EXERCISE DESCRIPTION: Exclude every picture and return the remaining entries below verbatim.

[Dataset rows for apps and sites]
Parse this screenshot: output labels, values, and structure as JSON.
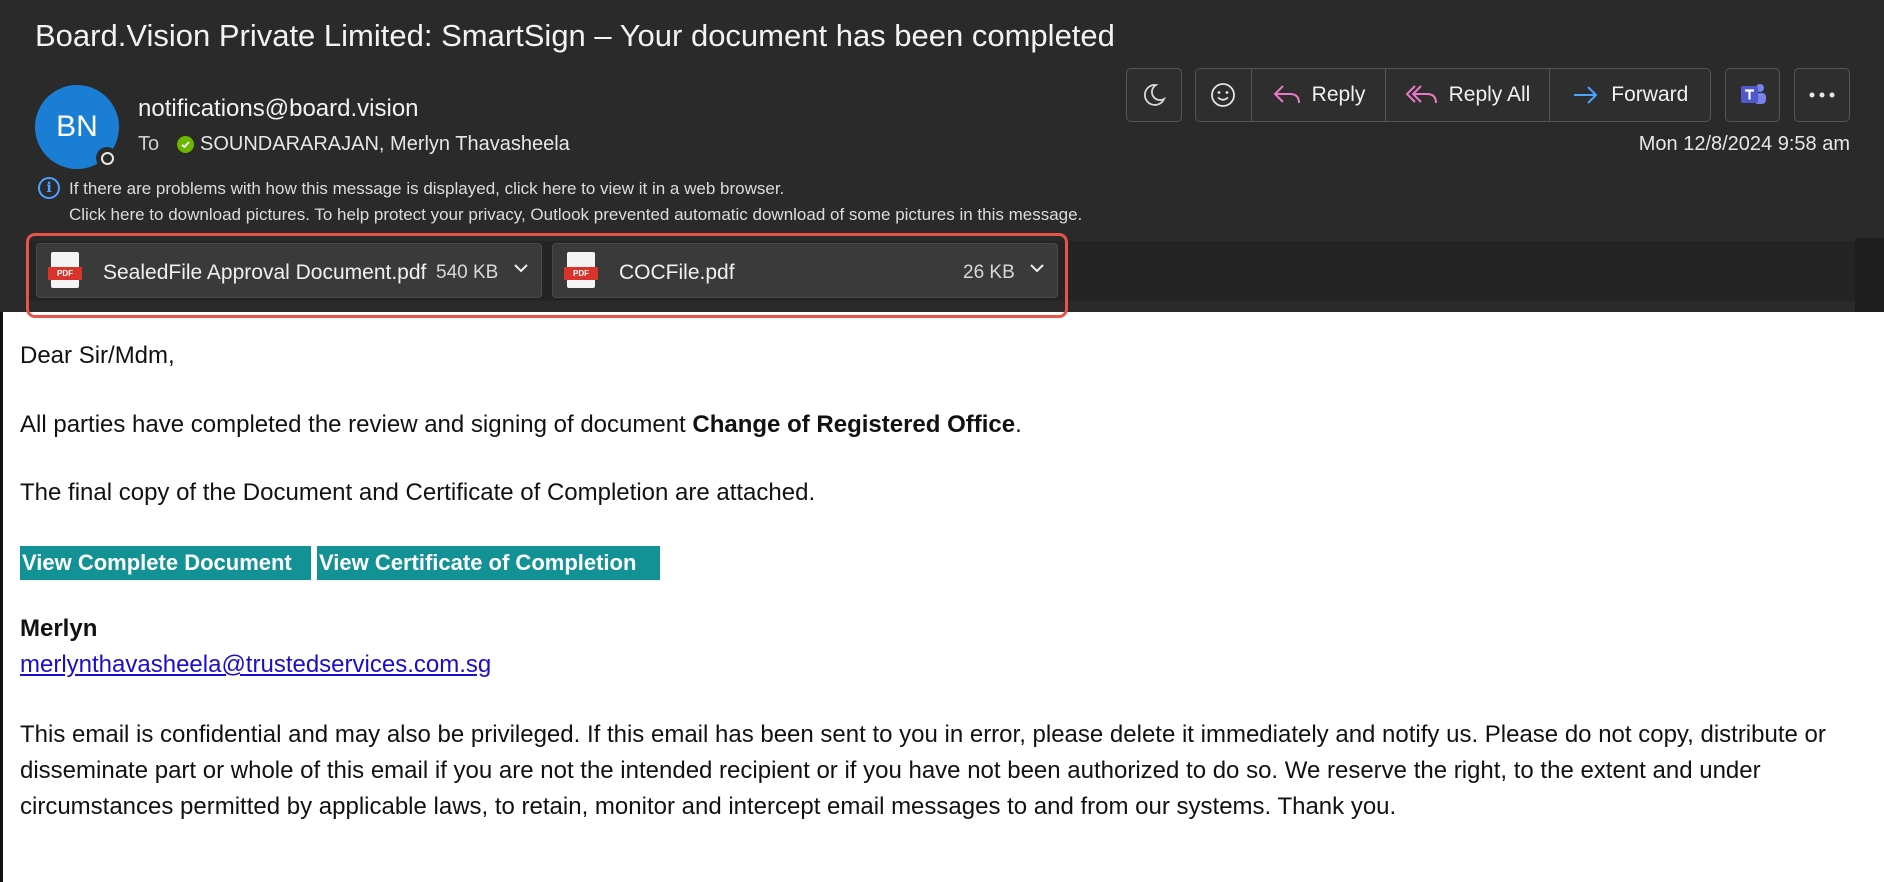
{
  "email": {
    "subject": "Board.Vision Private Limited: SmartSign – Your document has been completed",
    "sender_initials": "BN",
    "sender_email": "notifications@board.vision",
    "to_label": "To",
    "recipient": "SOUNDARARAJAN, Merlyn Thavasheela",
    "date": "Mon 12/8/2024 9:58 am",
    "info_line_1": "If there are problems with how this message is displayed, click here to view it in a web browser.",
    "info_line_2": "Click here to download pictures. To help protect your privacy, Outlook prevented automatic download of some pictures in this message."
  },
  "toolbar": {
    "reply": "Reply",
    "reply_all": "Reply All",
    "forward": "Forward"
  },
  "attachments": [
    {
      "name": "SealedFile Approval Document.pdf",
      "size": "540 KB",
      "icon": "pdf-icon"
    },
    {
      "name": "COCFile.pdf",
      "size": "26 KB",
      "icon": "pdf-icon"
    }
  ],
  "body": {
    "greeting": "Dear Sir/Mdm,",
    "line1_prefix": "All parties have completed the review and signing of document ",
    "line1_bold": "Change of Registered Office",
    "line1_suffix": ".",
    "line2": "The final copy of the Document and Certificate of Completion are attached.",
    "button_view_document": "View Complete Document",
    "button_view_certificate": "View Certificate of Completion",
    "signature_name": "Merlyn",
    "signature_email": "merlynthavasheela@trustedservices.com.sg",
    "disclaimer": "This email is confidential and may also be privileged. If this email has been sent to you in error, please delete it immediately and notify us. Please do not copy, distribute or disseminate part or whole of this email if you are not the intended recipient or if you have not been authorized to do so. We reserve the right, to the extent and under circumstances permitted by applicable laws, to retain, monitor and intercept email messages to and from our systems. Thank you."
  },
  "colors": {
    "header_bg": "#2a2a2a",
    "avatar": "#1a7fd4",
    "button_teal": "#139296",
    "link": "#1a0dcc",
    "highlight": "#e8544a",
    "reply_icon": "#e879c4",
    "forward_icon": "#4aa3ff",
    "presence_green": "#6bb700"
  }
}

RESULT BELOW:
Parse this screenshot: output labels, values, and structure as JSON.
{
  "email": {
    "subject": "Board.Vision Private Limited: SmartSign – Your document has been completed",
    "sender_initials": "BN",
    "sender_email": "notifications@board.vision",
    "to_label": "To",
    "recipient": "SOUNDARARAJAN, Merlyn Thavasheela",
    "date": "Mon 12/8/2024 9:58 am",
    "info_line_1": "If there are problems with how this message is displayed, click here to view it in a web browser.",
    "info_line_2": "Click here to download pictures. To help protect your privacy, Outlook prevented automatic download of some pictures in this message."
  },
  "toolbar": {
    "reply": "Reply",
    "reply_all": "Reply All",
    "forward": "Forward"
  },
  "attachments": [
    {
      "name": "SealedFile Approval Document.pdf",
      "size": "540 KB",
      "icon": "pdf-icon"
    },
    {
      "name": "COCFile.pdf",
      "size": "26 KB",
      "icon": "pdf-icon"
    }
  ],
  "body": {
    "greeting": "Dear Sir/Mdm,",
    "line1_prefix": "All parties have completed the review and signing of document ",
    "line1_bold": "Change of Registered Office",
    "line1_suffix": ".",
    "line2": "The final copy of the Document and Certificate of Completion are attached.",
    "button_view_document": "View Complete Document",
    "button_view_certificate": "View Certificate of Completion",
    "signature_name": "Merlyn",
    "signature_email": "merlynthavasheela@trustedservices.com.sg",
    "disclaimer": "This email is confidential and may also be privileged. If this email has been sent to you in error, please delete it immediately and notify us. Please do not copy, distribute or disseminate part or whole of this email if you are not the intended recipient or if you have not been authorized to do so. We reserve the right, to the extent and under circumstances permitted by applicable laws, to retain, monitor and intercept email messages to and from our systems. Thank you."
  },
  "colors": {
    "header_bg": "#2a2a2a",
    "avatar": "#1a7fd4",
    "button_teal": "#139296",
    "link": "#1a0dcc",
    "highlight": "#e8544a",
    "reply_icon": "#e879c4",
    "forward_icon": "#4aa3ff",
    "presence_green": "#6bb700"
  }
}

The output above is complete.